Wall Street stocks rose as better-than-estimated earnings at retailers bolstered confidence in the world's largest economy and investors assessed the latest news on trade.
Consumer companies led gains in the S&P 500 Index as solid results from Target Corp and Lowe's defied recession fears. President Trump said yesterday that the economy is strong and the country will "probably" make a deal with China.
Most European bonds fell after Germany saw anaemic demand for a 30-year bond offering a zero coupon, while the pound was once more under the cosh as the possibility of a no-deal Brexit picked up traction.
Traders piled into risk assets after taking a more cautious approach on Tuesday amid a heated debate over the odds of a global slowdown.
President Trump has consistently rejected a growing number of forecasts that his trade war with China and slowing global growth are pitching the US economy toward recession. He has also kept up his relentless attack on the central bank, claiming "the only problem we have is Jay Powell and the Fed".
In European trading, Italian stocks rallied with bonds as investors focused on the prospect of an alternative coalition government. The main index more than recovered Tuesday's losses that followed prime minister Giuseppe Conte's resignation. Italian 10-year bond yields dropped for a second day, hovering just above the 1.31pc level touched Tuesday, the lowest since 2016.

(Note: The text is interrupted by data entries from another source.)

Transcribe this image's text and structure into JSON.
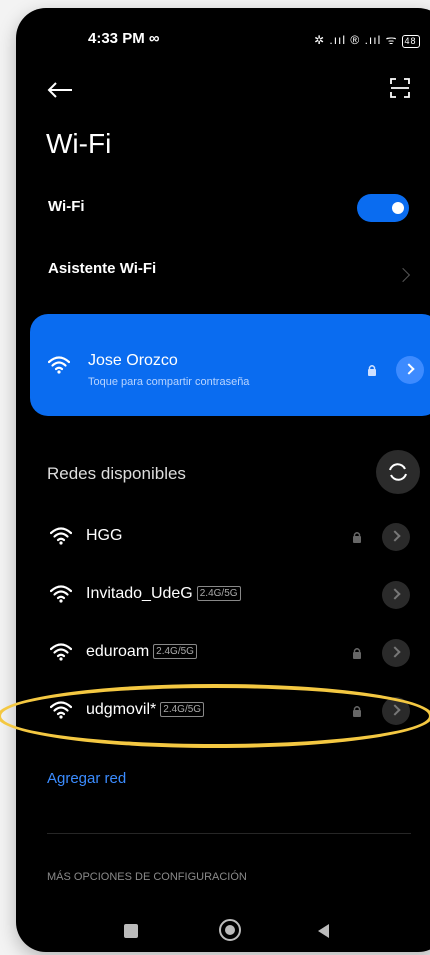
{
  "status_bar": {
    "time": "4:33 PM ∞",
    "indicators": "✲ .ııl ® .ııl ᯤ",
    "battery": "48"
  },
  "header": {
    "back_icon": "arrow-left-icon",
    "scan_icon": "qr-scan-icon",
    "title": "Wi-Fi"
  },
  "wifi_toggle": {
    "label": "Wi-Fi",
    "enabled": true
  },
  "assistant": {
    "label": "Asistente Wi-Fi"
  },
  "connected": {
    "name": "Jose Orozco",
    "subtitle": "Toque para compartir contraseña",
    "accent": "#0a6cf0"
  },
  "available": {
    "heading": "Redes disponibles",
    "networks": [
      {
        "name": "HGG",
        "band": "",
        "locked": true
      },
      {
        "name": "Invitado_UdeG",
        "band": "2.4G/5G",
        "locked": false
      },
      {
        "name": "eduroam",
        "band": "2.4G/5G",
        "locked": true
      },
      {
        "name": "udgmovil*",
        "band": "2.4G/5G",
        "locked": true
      }
    ]
  },
  "add_network": "Agregar red",
  "more_options": "MÁS OPCIONES DE CONFIGURACIÓN",
  "highlight_color": "#f4c842"
}
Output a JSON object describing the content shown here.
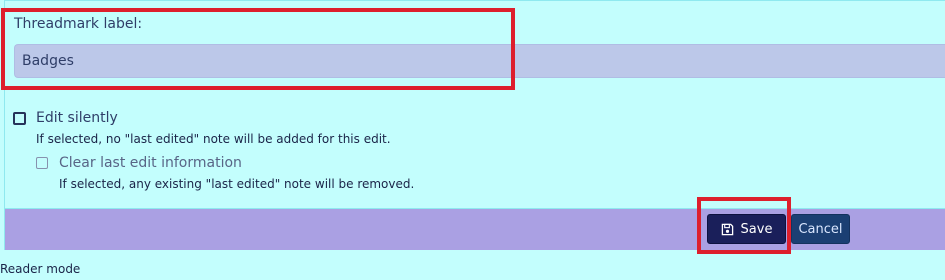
{
  "form": {
    "threadmark_label": {
      "label": "Threadmark label:",
      "value": "Badges"
    },
    "edit_silently": {
      "label": "Edit silently",
      "checked": false,
      "hint": "If selected, no \"last edited\" note will be added for this edit."
    },
    "clear_last_edit": {
      "label": "Clear last edit information",
      "checked": false,
      "hint": "If selected, any existing \"last edited\" note will be removed."
    }
  },
  "footer": {
    "save_label": "Save",
    "save_icon": "floppy-disk-icon",
    "cancel_label": "Cancel"
  },
  "reader_mode": "Reader mode",
  "colors": {
    "background": "#c3fefd",
    "footer_bar": "#aaa0e3",
    "save_button": "#1a1f5a",
    "cancel_button": "#1b3f73",
    "highlight": "#dd1f2d"
  }
}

The yield spread over Germany, a key gauge of risk in the nation, was at 200 basis points, and a two-week low. Traders are betting on lower odds of a fresh Italian election in the autumn, while the potential of a new, more market-friendly coalition between the Five Star Movement and the Democratic Party has grown.

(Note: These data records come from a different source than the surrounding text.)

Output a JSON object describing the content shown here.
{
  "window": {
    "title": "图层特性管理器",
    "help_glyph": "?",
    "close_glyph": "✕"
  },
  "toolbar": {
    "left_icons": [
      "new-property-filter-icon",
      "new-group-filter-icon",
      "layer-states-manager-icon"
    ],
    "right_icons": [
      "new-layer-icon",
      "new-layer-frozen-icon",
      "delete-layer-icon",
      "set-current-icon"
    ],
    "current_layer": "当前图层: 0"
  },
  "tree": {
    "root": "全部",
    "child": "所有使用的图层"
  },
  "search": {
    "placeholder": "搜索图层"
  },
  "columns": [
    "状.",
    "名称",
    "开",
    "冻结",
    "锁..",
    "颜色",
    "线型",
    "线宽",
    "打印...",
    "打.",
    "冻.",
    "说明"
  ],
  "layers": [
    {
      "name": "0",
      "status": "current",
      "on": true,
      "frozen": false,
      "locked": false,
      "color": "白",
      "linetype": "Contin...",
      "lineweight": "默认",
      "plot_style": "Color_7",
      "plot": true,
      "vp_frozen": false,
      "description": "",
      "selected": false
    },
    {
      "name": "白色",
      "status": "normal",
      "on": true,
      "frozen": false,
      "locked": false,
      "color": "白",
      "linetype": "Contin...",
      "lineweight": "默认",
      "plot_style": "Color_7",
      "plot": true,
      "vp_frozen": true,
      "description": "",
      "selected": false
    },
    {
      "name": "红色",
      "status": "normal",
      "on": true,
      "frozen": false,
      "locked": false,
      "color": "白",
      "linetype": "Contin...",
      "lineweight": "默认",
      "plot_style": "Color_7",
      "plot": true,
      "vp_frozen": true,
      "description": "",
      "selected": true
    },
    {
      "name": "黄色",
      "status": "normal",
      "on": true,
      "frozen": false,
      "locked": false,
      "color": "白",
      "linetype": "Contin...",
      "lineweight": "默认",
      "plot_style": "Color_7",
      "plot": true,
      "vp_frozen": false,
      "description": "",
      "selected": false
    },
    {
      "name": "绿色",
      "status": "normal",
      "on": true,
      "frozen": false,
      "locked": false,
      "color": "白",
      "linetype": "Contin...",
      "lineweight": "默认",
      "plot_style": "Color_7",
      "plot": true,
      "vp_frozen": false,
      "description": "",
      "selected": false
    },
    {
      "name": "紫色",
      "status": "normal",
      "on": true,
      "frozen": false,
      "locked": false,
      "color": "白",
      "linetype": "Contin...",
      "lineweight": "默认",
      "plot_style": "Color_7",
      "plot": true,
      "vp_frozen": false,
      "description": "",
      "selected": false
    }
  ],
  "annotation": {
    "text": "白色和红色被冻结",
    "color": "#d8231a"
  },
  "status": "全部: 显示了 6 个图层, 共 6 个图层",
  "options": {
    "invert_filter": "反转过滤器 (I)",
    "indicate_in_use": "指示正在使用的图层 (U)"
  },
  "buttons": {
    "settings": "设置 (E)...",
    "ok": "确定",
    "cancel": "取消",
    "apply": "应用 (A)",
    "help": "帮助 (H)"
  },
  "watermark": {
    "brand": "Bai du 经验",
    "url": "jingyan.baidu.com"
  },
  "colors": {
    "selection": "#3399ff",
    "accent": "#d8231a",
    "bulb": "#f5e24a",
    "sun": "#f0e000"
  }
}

There was a broad recovery with all major benchmarks in the region advancing. The Stoxx Europe 600 Index climbed 1.2pc toward its highest level in almost three weeks.

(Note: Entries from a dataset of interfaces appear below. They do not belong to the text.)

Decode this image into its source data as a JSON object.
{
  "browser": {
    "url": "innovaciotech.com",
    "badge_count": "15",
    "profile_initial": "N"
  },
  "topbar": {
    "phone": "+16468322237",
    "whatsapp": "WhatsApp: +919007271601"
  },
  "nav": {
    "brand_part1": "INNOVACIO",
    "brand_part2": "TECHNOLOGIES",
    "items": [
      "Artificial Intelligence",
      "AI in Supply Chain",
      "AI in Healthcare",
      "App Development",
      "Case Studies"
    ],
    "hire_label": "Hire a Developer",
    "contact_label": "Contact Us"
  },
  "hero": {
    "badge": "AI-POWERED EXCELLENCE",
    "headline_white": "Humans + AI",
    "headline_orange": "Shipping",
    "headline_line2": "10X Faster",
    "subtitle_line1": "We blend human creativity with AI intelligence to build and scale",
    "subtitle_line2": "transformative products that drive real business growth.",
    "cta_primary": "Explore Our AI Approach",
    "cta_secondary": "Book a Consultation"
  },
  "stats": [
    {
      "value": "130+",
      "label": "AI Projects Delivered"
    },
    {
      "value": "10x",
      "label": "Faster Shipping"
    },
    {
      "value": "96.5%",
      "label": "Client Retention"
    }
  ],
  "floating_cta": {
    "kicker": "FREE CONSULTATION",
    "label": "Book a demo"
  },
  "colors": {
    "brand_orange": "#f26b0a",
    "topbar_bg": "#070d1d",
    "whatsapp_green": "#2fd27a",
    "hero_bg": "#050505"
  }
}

Market participants will be watching the annual Jackson Hole central bank policy meeting for the remainder of the week and hanging on its words for an assessment of how real fears of a recession are.